Sozomen Ecclesiastical History 2.3We have been informed that Constantine was led to honour the Christian religion bythe concurrence of several different events, particularly by the appearance of a signfrom heaven. When he first formed the resolution of entering into a war againstMaxentius, he was beset with doubts as to the means of carrying on his militaryoperations, and as to the quarter whence he could look for assistance. In the midst ofhis perplexity, he saw, in a vision, the sight of the cross shining in heaven. He wasamazed at the spectacle, but some holy angels who were standing by, exclaimed, Oh,Constantine! By this symbol, conquer! And it is said that Christ himself appeared tohim, and showed him the symbol of the cross, and commanded him to construct onelike it, and to retain it as his help in battle, as it would insure the victory. Eusebius,surnamed Pamphilus, affirms that he heard the emperor declare with an oath, as thesun was on the point of inclining about the middle of the day, he and the soldiers whowere with him saw in heaven the trophy of the cross composed of light, and encircledby the following words: By this sign, conquer. This vision met him by the way, when hewas perplexed as to whither he should lead his army. While he was reflecting on whatthis could mean, night came; and when he fell asleep, Christ appeared with the signwhich he had seen in heaven, and commanded him to construct a representation ofthe symbol, and to use it as his help in hostile encounters. There was nothing further tobe elucidated; for the emperor clearly apprehended the necessity of serving God. Atdaybreak, he called together the priests of Christ, and questioned them concerningtheir doctrines. They opened the sacred Scriptures, and expounded the truths relativeto Christ, and showed him from the prophets, how the signs which had beenpredicted, had been fulfilled. The sign which had appeared to him was the symbol,they said, of the victory over hell [...]
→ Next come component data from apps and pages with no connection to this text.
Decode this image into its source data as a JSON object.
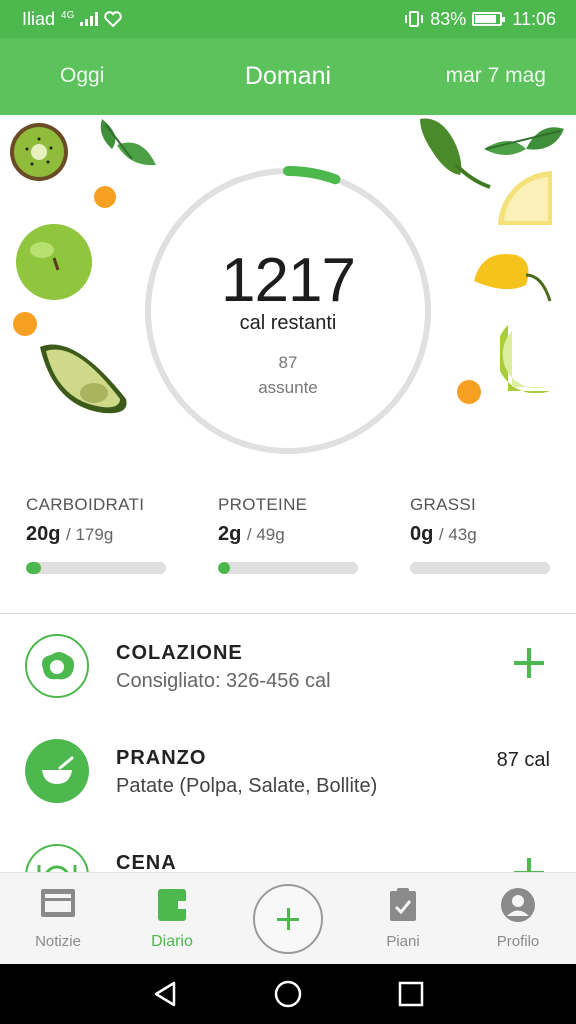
{
  "status_bar": {
    "carrier": "Iliad",
    "network": "4G",
    "battery_percent": "83%",
    "time": "11:06"
  },
  "header": {
    "prev_day": "Oggi",
    "current_day": "Domani",
    "next_day": "mar 7 mag"
  },
  "summary": {
    "calories_remaining": "1217",
    "calories_remaining_label": "cal restanti",
    "calories_consumed": "87",
    "calories_consumed_label": "assunte",
    "progress_fraction": 0.067
  },
  "macros": [
    {
      "name": "CARBOIDRATI",
      "amount": "20g",
      "total": "/ 179g",
      "fraction": 0.11
    },
    {
      "name": "PROTEINE",
      "amount": "2g",
      "total": "/ 49g",
      "fraction": 0.04
    },
    {
      "name": "GRASSI",
      "amount": "0g",
      "total": "/ 43g",
      "fraction": 0.0
    }
  ],
  "meals": [
    {
      "name": "COLAZIONE",
      "detail": "Consigliato: 326-456 cal",
      "calories": "",
      "icon": "egg-icon"
    },
    {
      "name": "PRANZO",
      "detail": "Patate (Polpa, Salate, Bollite)",
      "calories": "87 cal",
      "icon": "bowl-icon"
    },
    {
      "name": "CENA",
      "detail": "",
      "calories": "",
      "icon": "plate-icon"
    }
  ],
  "bottom_nav": {
    "news": "Notizie",
    "diary": "Diario",
    "plans": "Piani",
    "profile": "Profilo"
  },
  "colors": {
    "brand_green": "#5bc25c",
    "status_green": "#4db84e",
    "track_gray": "#e0e0e0"
  }
}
Damascius, Life of Isidore, quoted in Suda, under HypatiaSuch was Hypatia, as articulate and eloquent in speaking as she was prudentand civil in her deeds. The whole city rightly loved her and worshipped her in aremarkable way, but the rulers of the city from the first envied her, somethingthat often happened at Athens too. For even if philosophy itself had perished,nevertheless, its name still seems magnificent and venerable to the men whoexercise leadership in the state. Thus it happened one day that Cyril, bishop ofthe opposition sect, was passing by Hypatias house, and he saw a greatcrowd of people and horses in front of her door. Some were arriving, somedeparting, and others standing around. When he asked why there was acrowd there and what all the fuss was about, he was told by her followers thatit was the house of Hypatia the philosopher and she was about to greet them.When Cyril learned this he was so struck with envy that he immediately beganplotting her murder and the most heinous form of murder at that. For whenHypatia emerged from her house, in her accustomed manner, a throng ofmerciless and ferocious men who feared neither divine punishment norhuman revenge attacked and cut her down, thus committing an outrageousand disgraceful deed against their fatherland. The Emperor was angry, and hewould have avenged her had not Aedesius been bribed. Thus the Emperorremitted the punishment onto his own head and family for his descendantpaid the price. The memory of these events is still vivid among theAlexandrians.
Practice question Did the reforms of Diocletian save the Roman Empire from collapse or condemn it to failure?
Some advice1. Collect and review everything; get an overview of the module, including themes, then pick topics2. Work together3. Timings - be sensible4. Read the question and write a plan: don’t just download everything you know5. Prioritise: have 3 or 4 main points6. Answer the question: a. Make sure every paragraph relates back to it b. If in doubt, leave the first 3 lines blank7. Use the gobbets